Yeah, it was ironic and I think that’s how they meant it. But, you know, the truth is that that was a militant demonstration at a certain moment in time. Nobody should be controlled by or living in the nostalgia of the 1960s—for good or bad. We’re in a new era. The 1960s is mostly myth and symbol. It didn’t happen the way the perceived wisdom tells us it happened. It was more complicated, more layered, more contradictory than any single narrative can tell you. So I think it’s kind of one of the great problems for young activists: living in the shadow of this mythological 1960s. Mythologically, we had the best music, the best demonstrations, the best sex. It’s not true. It’s so not true that it still astonishes me that people take that narrative seriously.
The other side of the narrative is: "Oh, they were out of control, they were domestic terrorists, they were crazy, they were horrible." That’s also not true. So I think that people have to get over the 1960s and move on to some sense that we have to reinvent—right here, right now—a movement for social change and social justice and peace that doesn’t rely on the mythology of the 1960s.
Just one example is the peace movement—we became a majority movement over time. The majority of Americans today also want peace also and are against the wars that we’re waging. So it’s not so different than it was back then. There is difference in terms of street mobilization, but let’s not romanticize that either because, remember, we didn’t end the war.

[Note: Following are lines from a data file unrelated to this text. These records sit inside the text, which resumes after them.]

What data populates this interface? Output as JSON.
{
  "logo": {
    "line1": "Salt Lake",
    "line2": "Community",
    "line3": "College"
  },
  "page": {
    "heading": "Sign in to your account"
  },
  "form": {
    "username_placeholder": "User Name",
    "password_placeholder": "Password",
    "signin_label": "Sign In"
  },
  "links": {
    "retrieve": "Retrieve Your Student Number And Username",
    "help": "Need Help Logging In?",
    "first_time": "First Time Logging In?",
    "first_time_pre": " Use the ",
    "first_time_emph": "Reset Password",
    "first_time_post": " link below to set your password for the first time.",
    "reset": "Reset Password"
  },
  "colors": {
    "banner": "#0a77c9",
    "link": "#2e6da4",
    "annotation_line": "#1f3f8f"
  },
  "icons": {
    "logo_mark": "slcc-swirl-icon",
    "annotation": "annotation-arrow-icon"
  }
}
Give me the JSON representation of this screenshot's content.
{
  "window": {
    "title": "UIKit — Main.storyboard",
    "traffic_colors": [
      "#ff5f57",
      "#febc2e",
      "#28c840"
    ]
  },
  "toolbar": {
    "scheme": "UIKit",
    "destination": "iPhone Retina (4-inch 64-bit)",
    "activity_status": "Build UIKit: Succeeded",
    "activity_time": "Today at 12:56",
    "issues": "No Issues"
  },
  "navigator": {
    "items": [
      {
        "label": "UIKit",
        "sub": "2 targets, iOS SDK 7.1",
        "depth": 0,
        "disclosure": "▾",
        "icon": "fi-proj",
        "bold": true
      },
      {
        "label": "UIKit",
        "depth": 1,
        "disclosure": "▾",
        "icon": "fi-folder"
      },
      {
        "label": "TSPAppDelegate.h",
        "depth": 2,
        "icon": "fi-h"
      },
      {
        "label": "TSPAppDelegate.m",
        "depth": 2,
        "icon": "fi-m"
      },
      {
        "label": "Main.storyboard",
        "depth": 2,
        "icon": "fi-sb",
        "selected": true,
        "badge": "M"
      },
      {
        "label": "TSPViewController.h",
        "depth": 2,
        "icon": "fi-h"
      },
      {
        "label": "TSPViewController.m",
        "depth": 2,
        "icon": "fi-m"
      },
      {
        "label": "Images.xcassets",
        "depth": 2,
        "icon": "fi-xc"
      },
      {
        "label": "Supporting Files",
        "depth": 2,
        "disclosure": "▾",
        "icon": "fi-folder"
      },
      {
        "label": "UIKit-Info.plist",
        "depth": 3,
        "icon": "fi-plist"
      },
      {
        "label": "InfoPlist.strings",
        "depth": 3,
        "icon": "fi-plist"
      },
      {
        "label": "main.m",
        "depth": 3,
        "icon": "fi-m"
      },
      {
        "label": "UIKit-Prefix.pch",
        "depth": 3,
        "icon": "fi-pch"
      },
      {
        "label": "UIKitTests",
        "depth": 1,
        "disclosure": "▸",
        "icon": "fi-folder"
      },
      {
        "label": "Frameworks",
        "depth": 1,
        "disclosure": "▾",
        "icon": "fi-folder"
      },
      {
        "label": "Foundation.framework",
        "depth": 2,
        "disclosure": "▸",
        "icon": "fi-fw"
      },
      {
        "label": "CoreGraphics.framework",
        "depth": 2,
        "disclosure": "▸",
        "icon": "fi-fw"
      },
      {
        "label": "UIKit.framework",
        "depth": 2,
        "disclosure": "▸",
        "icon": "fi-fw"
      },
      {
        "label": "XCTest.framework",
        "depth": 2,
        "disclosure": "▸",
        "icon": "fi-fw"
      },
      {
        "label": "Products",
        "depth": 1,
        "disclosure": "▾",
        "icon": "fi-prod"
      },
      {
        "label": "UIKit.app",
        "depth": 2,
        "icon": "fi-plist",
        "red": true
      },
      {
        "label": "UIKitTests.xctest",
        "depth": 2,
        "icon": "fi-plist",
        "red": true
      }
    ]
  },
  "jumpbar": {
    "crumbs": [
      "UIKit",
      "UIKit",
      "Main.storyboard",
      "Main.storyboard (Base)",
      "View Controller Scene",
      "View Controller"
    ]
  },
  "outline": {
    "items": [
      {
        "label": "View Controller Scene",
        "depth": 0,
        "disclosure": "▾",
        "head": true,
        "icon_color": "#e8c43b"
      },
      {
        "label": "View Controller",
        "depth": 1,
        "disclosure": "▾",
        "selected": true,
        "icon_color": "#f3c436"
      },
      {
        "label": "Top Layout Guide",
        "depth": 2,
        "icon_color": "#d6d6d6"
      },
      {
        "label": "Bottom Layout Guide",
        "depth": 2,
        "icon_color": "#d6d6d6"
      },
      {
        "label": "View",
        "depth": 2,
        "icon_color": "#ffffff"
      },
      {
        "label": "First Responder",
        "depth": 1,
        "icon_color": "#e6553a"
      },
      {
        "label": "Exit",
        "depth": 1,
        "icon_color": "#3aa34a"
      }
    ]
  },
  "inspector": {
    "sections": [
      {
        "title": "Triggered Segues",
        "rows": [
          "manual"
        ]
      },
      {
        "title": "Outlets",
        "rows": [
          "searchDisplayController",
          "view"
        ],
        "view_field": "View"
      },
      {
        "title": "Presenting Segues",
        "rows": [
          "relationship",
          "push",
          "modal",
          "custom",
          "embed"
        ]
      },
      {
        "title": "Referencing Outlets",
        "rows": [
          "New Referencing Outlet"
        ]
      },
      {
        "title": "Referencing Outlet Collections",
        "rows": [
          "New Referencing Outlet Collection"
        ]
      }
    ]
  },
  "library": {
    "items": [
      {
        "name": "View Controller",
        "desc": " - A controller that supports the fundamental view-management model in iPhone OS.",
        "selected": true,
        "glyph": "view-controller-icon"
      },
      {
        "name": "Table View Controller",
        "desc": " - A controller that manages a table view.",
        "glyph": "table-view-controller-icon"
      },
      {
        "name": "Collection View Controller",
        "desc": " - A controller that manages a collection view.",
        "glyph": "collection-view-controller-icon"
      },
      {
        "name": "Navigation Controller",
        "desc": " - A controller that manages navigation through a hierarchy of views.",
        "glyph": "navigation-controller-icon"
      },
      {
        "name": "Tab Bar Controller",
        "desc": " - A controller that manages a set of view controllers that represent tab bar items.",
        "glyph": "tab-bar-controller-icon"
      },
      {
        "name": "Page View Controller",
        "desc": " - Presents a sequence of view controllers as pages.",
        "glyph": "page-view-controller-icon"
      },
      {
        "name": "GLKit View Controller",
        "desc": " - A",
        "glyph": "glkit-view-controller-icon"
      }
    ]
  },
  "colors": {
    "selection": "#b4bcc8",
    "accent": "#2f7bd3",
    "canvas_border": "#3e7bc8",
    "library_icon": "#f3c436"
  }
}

That’s very important to remember: that we did not have the power to stop it. The war dragged on for seven years after the majority of the American people opposed it. And it dragged on in a vicious way—6,000 people a week being murdered—so the idea that the anti-war movement then was remarkably successful whereas the anti-war movement today is not is just a myth.
We have to find a new rhetoric of resistance, new ways to mobilize—that’s all true. But it’s not true that we should measure it against what happened 40 years ago.